Task goal :: Lines holding the word "true" are the ones to copy from the data below.

Data shown ::
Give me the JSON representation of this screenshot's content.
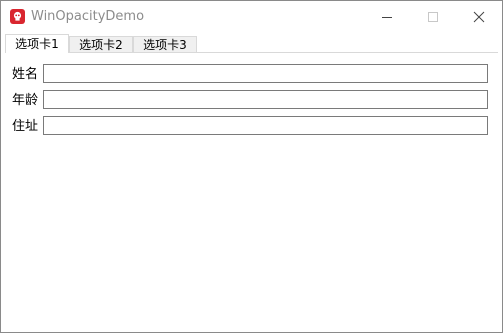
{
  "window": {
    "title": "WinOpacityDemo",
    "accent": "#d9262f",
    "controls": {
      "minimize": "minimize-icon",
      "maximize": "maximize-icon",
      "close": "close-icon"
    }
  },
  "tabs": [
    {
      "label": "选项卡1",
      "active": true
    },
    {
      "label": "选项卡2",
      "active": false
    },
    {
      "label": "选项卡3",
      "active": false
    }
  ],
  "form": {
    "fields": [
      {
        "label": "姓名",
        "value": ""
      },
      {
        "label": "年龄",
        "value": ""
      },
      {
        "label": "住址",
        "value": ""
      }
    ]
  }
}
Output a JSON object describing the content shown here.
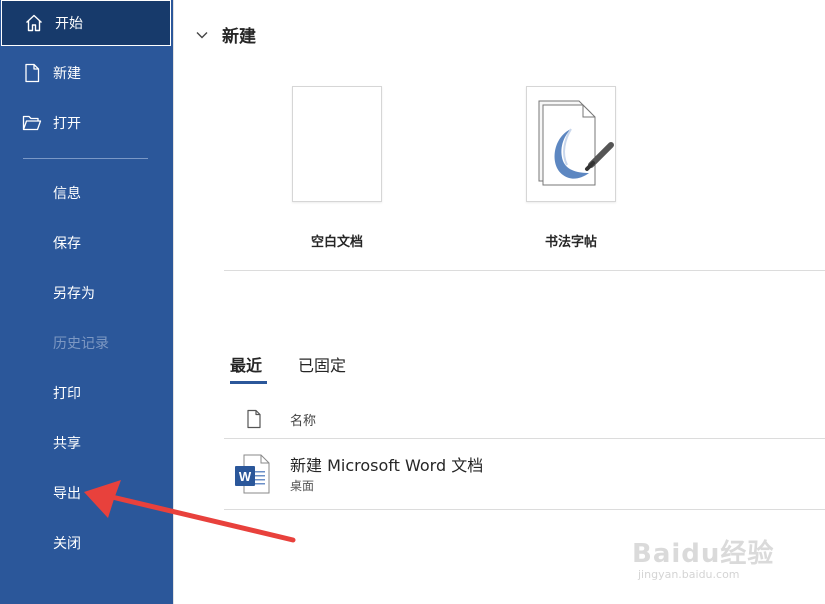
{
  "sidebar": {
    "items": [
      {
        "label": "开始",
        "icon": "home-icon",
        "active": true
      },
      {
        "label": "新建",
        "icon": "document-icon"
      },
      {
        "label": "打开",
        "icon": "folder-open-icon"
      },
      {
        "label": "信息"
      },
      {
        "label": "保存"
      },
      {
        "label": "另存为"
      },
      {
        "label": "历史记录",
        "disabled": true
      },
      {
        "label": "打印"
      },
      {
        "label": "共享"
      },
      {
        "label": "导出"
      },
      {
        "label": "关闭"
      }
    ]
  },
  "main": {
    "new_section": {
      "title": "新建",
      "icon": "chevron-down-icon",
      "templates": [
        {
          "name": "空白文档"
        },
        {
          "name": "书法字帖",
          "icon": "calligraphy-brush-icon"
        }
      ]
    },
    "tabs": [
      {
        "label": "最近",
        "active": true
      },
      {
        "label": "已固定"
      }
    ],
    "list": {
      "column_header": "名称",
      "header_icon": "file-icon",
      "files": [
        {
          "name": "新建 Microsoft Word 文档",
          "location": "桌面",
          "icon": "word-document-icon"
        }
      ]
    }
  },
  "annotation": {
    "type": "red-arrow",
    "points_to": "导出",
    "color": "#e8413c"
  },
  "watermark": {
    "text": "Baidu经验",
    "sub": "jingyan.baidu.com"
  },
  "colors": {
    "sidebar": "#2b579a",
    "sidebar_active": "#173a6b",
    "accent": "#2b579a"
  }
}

Task answer ::
      "active": true
        "active": true
        "disabled": true
        "active": true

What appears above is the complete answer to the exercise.